Required work | For the string "name", find every matching line in the records and copy it.

Data |
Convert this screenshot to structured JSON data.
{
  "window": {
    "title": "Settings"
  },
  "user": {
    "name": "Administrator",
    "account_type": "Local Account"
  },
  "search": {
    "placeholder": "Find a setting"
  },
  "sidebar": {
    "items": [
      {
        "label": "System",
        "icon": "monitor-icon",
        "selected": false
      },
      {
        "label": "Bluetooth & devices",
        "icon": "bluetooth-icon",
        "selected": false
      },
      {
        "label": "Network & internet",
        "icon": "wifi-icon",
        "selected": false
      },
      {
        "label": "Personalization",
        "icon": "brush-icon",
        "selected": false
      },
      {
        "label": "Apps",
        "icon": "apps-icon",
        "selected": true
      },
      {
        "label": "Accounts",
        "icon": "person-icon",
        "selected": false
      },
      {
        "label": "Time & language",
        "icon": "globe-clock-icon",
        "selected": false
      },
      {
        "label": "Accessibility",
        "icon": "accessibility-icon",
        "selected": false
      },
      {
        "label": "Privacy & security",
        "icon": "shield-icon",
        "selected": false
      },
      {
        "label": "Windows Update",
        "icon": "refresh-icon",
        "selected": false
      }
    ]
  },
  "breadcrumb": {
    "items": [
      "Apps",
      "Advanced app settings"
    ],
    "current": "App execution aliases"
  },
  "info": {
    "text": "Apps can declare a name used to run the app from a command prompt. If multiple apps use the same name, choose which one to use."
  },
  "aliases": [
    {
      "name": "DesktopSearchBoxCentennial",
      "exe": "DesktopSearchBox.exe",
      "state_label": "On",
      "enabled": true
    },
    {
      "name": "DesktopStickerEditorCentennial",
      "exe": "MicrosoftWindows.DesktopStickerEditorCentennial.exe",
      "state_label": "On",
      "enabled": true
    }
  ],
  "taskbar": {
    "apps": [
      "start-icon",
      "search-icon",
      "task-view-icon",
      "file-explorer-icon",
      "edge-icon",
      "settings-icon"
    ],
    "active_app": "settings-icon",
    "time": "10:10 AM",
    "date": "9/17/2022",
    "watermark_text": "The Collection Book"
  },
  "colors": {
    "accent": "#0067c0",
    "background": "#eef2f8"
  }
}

Answer section |
    "name": "Administrator",
    "text": "Apps can declare a name used to run the app from a command prompt. If multiple apps use the same name, choose which one to use."
      "name": "DesktopSearchBoxCentennial",
      "name": "DesktopStickerEditorCentennial",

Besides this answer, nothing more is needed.